Lynn Canyon Park is undeniably a treasure of Vancouver. From walking over the suspension bridge (free, unlike the touristy Capilano Suspension Bridge), to swimming in the Lynn Canyon river to relaxing by Rice Lake, this park has an activity for everyone. And yes, there is tons of hiking.
The park is on the edge of North Vancouver. http://lynncanyon.ca/ has lots of information about the park.
The trails of Lynn Canyon are even more numerous than Lighthouse Park. The Lynn Valley Ecology puts out a decent map (much better, in fact than the one at lynncanyon.ca), but it still doesn’t encompass all the trails that are available.
Perhaps the most well-known section of trail is the Lynn Valley portion of the Baden-Baden trail…. But that’s really another story for another day. If you’re looking for a short hike, heading north once over the suspension bridge, to the 30 foot pools and over the pipeline bridge is very nice. The way back on the west side of the canyon is, unfortunately, partly on the road, but other than that, it is a very good trail.
Other good options are the Lynn Loop and heading to nearby Rice Lake. Once thing to note about hiking around Lynn Canyon is that the trails are not as well marked as other North Shore areas, so you need to have a somewhat of an idea of where you are going. However, you are likely to run into people, and fellow hikers are always happy to help out someone who is lost!

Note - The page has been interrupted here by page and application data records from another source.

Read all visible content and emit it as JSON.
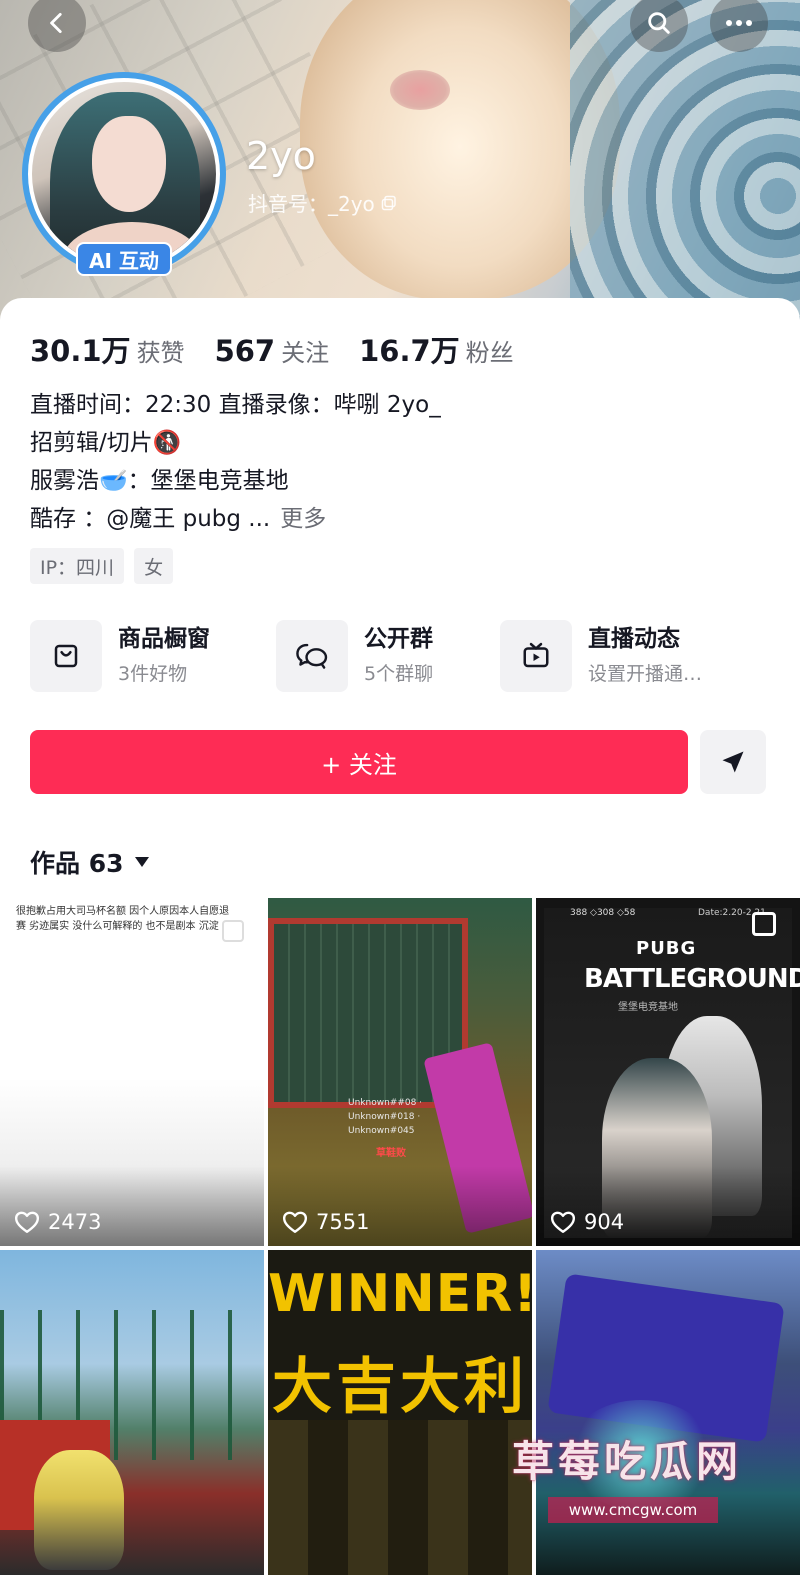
{
  "header": {
    "nickname": "2yo",
    "douyin_id": "抖音号：_2yo",
    "ai_badge": "AI 互动",
    "icons": {
      "back": "chevron-left-icon",
      "search": "search-icon",
      "more": "ellipsis-icon",
      "copy": "copy-icon"
    }
  },
  "stats": [
    {
      "value": "30.1万",
      "label": "获赞"
    },
    {
      "value": "567",
      "label": "关注"
    },
    {
      "value": "16.7万",
      "label": "粉丝"
    }
  ],
  "bio": {
    "line1": "直播时间：22:30 直播录像：哔哵 2yo_",
    "line2": "招剪辑/切片🚯",
    "line3": "服雾浩🥣：堡堡电竞基地",
    "line4": "酷存      ：@魔王 pubg ...",
    "more": "更多"
  },
  "tags": [
    "IP：四川",
    "女"
  ],
  "features": [
    {
      "title": "商品橱窗",
      "sub": "3件好物",
      "icon": "shopping-bag-icon"
    },
    {
      "title": "公开群",
      "sub": "5个群聊",
      "icon": "chat-bubbles-icon"
    },
    {
      "title": "直播动态",
      "sub": "设置开播通…",
      "icon": "tv-icon"
    }
  ],
  "follow_label": "+ 关注",
  "works_label": "作品 63",
  "videos": [
    {
      "likes": "2473",
      "caption": "很抱歉占用大司马杯名额 因个人原因本人自愿退赛 劣迹属实 没什么可解释的 也不是剧本 沉淀"
    },
    {
      "likes": "7551",
      "feed": "Unknown##08 · Unknown#018 · Unknown#045",
      "overlay": "草鞋败"
    },
    {
      "likes": "904",
      "hud": "388 ◇308 ◇58",
      "date": "Date:2.20-2.21",
      "brand": "PUBG",
      "title": "BATTLEGROUNDS",
      "sub": "堡堡电竞基地"
    },
    {
      "likes": ""
    },
    {
      "likes": "",
      "winner": "WINNER!",
      "cn": "大吉大利"
    },
    {
      "likes": ""
    }
  ],
  "watermark": {
    "title": "草莓吃瓜网",
    "url": "www.cmcgw.com"
  },
  "colors": {
    "accent": "#fe2c55",
    "badge": "#3a86e6",
    "gray_text": "#6b6d75"
  }
}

Where to start? Logically, the place to start would be the suspension bridge. At 50 meters high, it’s hard to say what takes your breath away more – the view, or the fear that the bridge is about to fall! Don’t worry, the swaying is normal. The one problem with the bridge is that it is crowded during the summer, and people often want to have the bridge to themselves, as they feel worried that it can’t handle too many people. As long as your patient, it’ll be well worth the wait.
The river itself is another draw. The view from the suspension bridge, or other parts of the trails, is one thing, but you can also lounge beside the river or even go swimming (it’s glacier fed though, so it’s cold all year round). A popular swimming spot is the 30 foot pool. You can also check out Twin Falls, to see the river rushing by.
The biggest draw is, of course, the trails that link all these features. The paths are well maintained and feature long and short trails for all hiking abilities. If you’re looking for a short walk to find a place for a picnic or a long strenuous hike, Lynn Canyon will have something for you.
What Have I Missed?
What parts of these three areas have I left out? What other areas are your favourites to go hiking? Leave your comments below!